But she had no doubt about there being a “market” or about Britain trying once again to be an “empire”. She never questioned the reality of the party or the state that was being marshaled for her ideological ends. Thatcher may have even believed there was an “environment” for she expressed some concern about climate change. But this wasn’t why she shut down the coal mines; this was about ending public subsidies and weakening unions. But Thatcher couldn’t privatize the state nuclear corporation because no private corporations would take up the billions in public costs, including for nuclear waste storage. She nevertheless remained pro-nuclear to the end.

Her political narrative excluded broad understanding. It’s difficult to imagine a level playing field where all individuals start life with equal amounts of deprivation or privilege and can equally pull themselves up by the bootstraps. Not even Adam Smith believed in such a simplistic model. But it didn’t matter, for Thatcherism was not about evidence-based policies. It wasn’t about compassionate government. What mattered was that her ideology helped the Conservatives and their financial and industrial backers to undertake what they wanted to do.

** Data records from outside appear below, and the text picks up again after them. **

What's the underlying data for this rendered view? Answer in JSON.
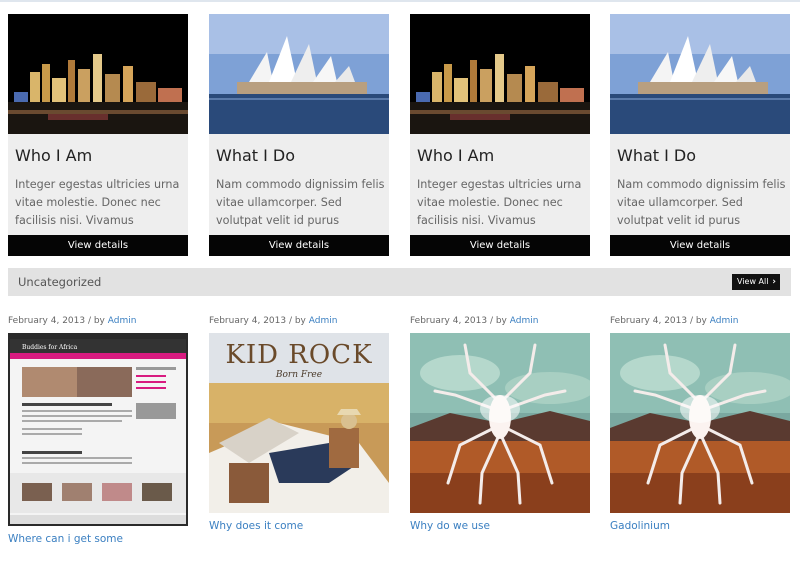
{
  "cards": [
    {
      "title": "Who I Am",
      "text": "Integer egestas ultricies urna vitae molestie. Donec nec facilisis nisi. Vivamus",
      "button": "View details",
      "image": "city-night-image"
    },
    {
      "title": "What I Do",
      "text": "Nam commodo dignissim felis vitae ullamcorper. Sed volutpat velit id purus",
      "button": "View details",
      "image": "opera-house-image"
    },
    {
      "title": "Who I Am",
      "text": "Integer egestas ultricies urna vitae molestie. Donec nec facilisis nisi. Vivamus",
      "button": "View details",
      "image": "city-night-image"
    },
    {
      "title": "What I Do",
      "text": "Nam commodo dignissim felis vitae ullamcorper. Sed volutpat velit id purus",
      "button": "View details",
      "image": "opera-house-image"
    }
  ],
  "section": {
    "title": "Uncategorized",
    "view_all": "View All",
    "view_all_icon": "chevron-right-icon"
  },
  "posts": [
    {
      "date": "February 4, 2013",
      "by": " / by ",
      "author": "Admin",
      "title": "Where can i get some",
      "thumb_text": "Buddies for Africa"
    },
    {
      "date": "February 4, 2013",
      "by": " / by ",
      "author": "Admin",
      "title": "Why does it come",
      "thumb_text": "KID ROCK",
      "thumb_subtext": "Born Free"
    },
    {
      "date": "February 4, 2013",
      "by": " / by ",
      "author": "Admin",
      "title": "Why do we use"
    },
    {
      "date": "February 4, 2013",
      "by": " / by ",
      "author": "Admin",
      "title": "Gadolinium"
    }
  ],
  "colors": {
    "link": "#3a7fc1",
    "button": "#050505",
    "card_bg": "#eeeeee",
    "bar_bg": "#e2e2e2"
  }
}
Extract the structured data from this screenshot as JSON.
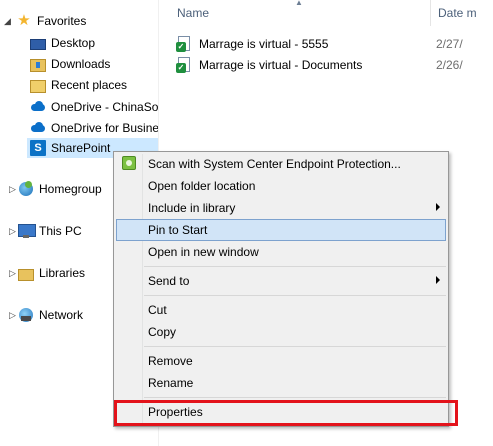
{
  "nav": {
    "favorites": "Favorites",
    "desktop": "Desktop",
    "downloads": "Downloads",
    "recent_places": "Recent places",
    "onedrive_chinasoft": "OneDrive - ChinaSof",
    "onedrive_business": "OneDrive for Busine",
    "sharepoint": "SharePoint",
    "homegroup": "Homegroup",
    "this_pc": "This PC",
    "libraries": "Libraries",
    "network": "Network"
  },
  "columns": {
    "name": "Name",
    "date": "Date m"
  },
  "files": [
    {
      "name": "Marrage is virtual - 5555",
      "date": "2/27/"
    },
    {
      "name": "Marrage is virtual - Documents",
      "date": "2/26/"
    }
  ],
  "context_menu": {
    "scan": "Scan with System Center Endpoint Protection...",
    "open_folder_location": "Open folder location",
    "include_in_library": "Include in library",
    "pin_to_start": "Pin to Start",
    "open_in_new_window": "Open in new window",
    "send_to": "Send to",
    "cut": "Cut",
    "copy": "Copy",
    "remove": "Remove",
    "rename": "Rename",
    "properties": "Properties"
  },
  "colors": {
    "selection": "#cce8ff",
    "menu_hover": "#d1e4f7",
    "annotation": "#e3131b"
  }
}
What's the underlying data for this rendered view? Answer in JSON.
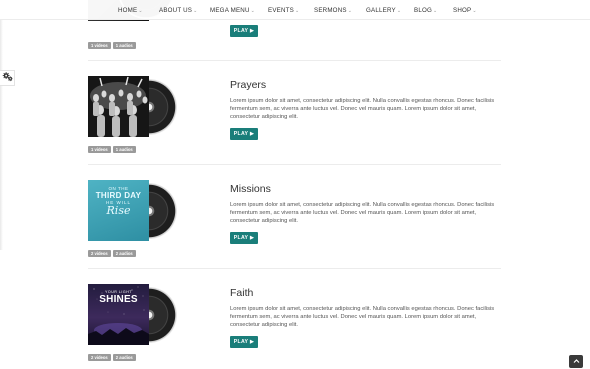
{
  "nav": {
    "items": [
      {
        "label": "HOME"
      },
      {
        "label": "ABOUT US"
      },
      {
        "label": "MEGA MENU"
      },
      {
        "label": "EVENTS"
      },
      {
        "label": "SERMONS"
      },
      {
        "label": "GALLERY"
      },
      {
        "label": "BLOG"
      },
      {
        "label": "SHOP"
      }
    ]
  },
  "sermons": [
    {
      "title": "",
      "description": "",
      "play_label": "PLAY ▶",
      "badges": [
        "1 videos",
        "1 audios"
      ],
      "cover_theme": "dark-partial"
    },
    {
      "title": "Prayers",
      "description": "Lorem ipsum dolor sit amet, consectetur adipiscing elit. Nulla convallis egestas rhoncus. Donec facilisis fermentum sem, ac viverra ante luctus vel. Donec vel mauris quam. Lorem ipsum dolor sit amet, consectetur adipiscing elit.",
      "play_label": "PLAY ▶",
      "badges": [
        "1 videos",
        "1 audios"
      ],
      "cover_theme": "crowd-bw"
    },
    {
      "title": "Missions",
      "description": "Lorem ipsum dolor sit amet, consectetur adipiscing elit. Nulla convallis egestas rhoncus. Donec facilisis fermentum sem, ac viverra ante luctus vel. Donec vel mauris quam. Lorem ipsum dolor sit amet, consectetur adipiscing elit.",
      "play_label": "PLAY ▶",
      "badges": [
        "2 videos",
        "2 audios"
      ],
      "cover_theme": "teal",
      "cover_text": {
        "line1": "ON THE",
        "line2": "THIRD DAY",
        "line3": "HE WILL",
        "line4": "Rise"
      }
    },
    {
      "title": "Faith",
      "description": "Lorem ipsum dolor sit amet, consectetur adipiscing elit. Nulla convallis egestas rhoncus. Donec facilisis fermentum sem, ac viverra ante luctus vel. Donec vel mauris quam. Lorem ipsum dolor sit amet, consectetur adipiscing elit.",
      "play_label": "PLAY ▶",
      "badges": [
        "2 videos",
        "2 audios"
      ],
      "cover_theme": "night",
      "cover_text": {
        "small": "YOUR LIGHT",
        "big": "SHINES"
      }
    }
  ],
  "colors": {
    "accent": "#1a7e7a",
    "badge": "#9a9a9a",
    "title": "#333333",
    "body": "#555555"
  },
  "icons": {
    "settings": "gears-icon",
    "scroll_top": "chevron-up-icon",
    "nav_dropdown": "chevron-down-icon"
  }
}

There wasn’t any willingness to negotiate economic reforms, say along the lines that unions and businesses accomplished in Germany. Changes were forced through with the full force of the state by a P.M. who, as her ad man Lord Saatchi said, didn’t care whether people liked her or not. Of course she was finally dumped by the same party that first embraced her, when her highly divisive poll tax was undercutting the Conservative’s electoral power. We’re hearing nothing about this from those glorifying her in her death. The “anti-establishment” Thatcher would see the hypocrisy.

The Wicked Witch

We can perhaps respect Thatcher’s fortitude but not her zero-sum end-game. Partly due to Thatcher making Britain “great again” Tony Blair joined forces with George Bush to breach the UN Charter and international law and invade Iraq. Britain is more polarized with inequality; days before Thatcher’s funeral there were celebrations that “the wicked witch is dead”.

Thatcher’s legacy will remain that she was the first female British Prime Minister. But her harsh economic ideology ended up helping consolidate immense corporate power and wealth. One legacy from the greed that her policies unleashed was the 2008 financial crisis that brought the economy to its knees, and led to taxpayers everywhere having to bailout multi-millionaire CEO’s. It’s in the 32 trillion dollars locked away by the super-rich in off-shore tax havens, while governments everywhere enforce austerity onto those who have played by the rules. It’s in the Temporary Foreign Worker program and new EI practices in Canada designed to benefit the corporate bottom line. No wonder Harper sees himself as part of the Thatcher legacy; he is still trying to remake Canada along the lines of the iron lady.

However on a global scale it’s more significant that in spite of Thatcher’s support for South Africa’s Apartheid regime, Nelson Mandela was ultimately freed and became the first black president of a post-racial democracy. When both Thatcher and Mandela are gone, these two global legacies will compete for awhile, after which the iron lady with her iron fist will be seen for what she was – a last stab at reclaiming the chauvinism, greed and military might that went hand-in-hand with monarchial colonial rule. And always at the expense of the citizenry! Two steps forward, one step back.

Jim Harding PhD Retired Professor of Environmental and Justice Studies

R-Town # April 19, 2013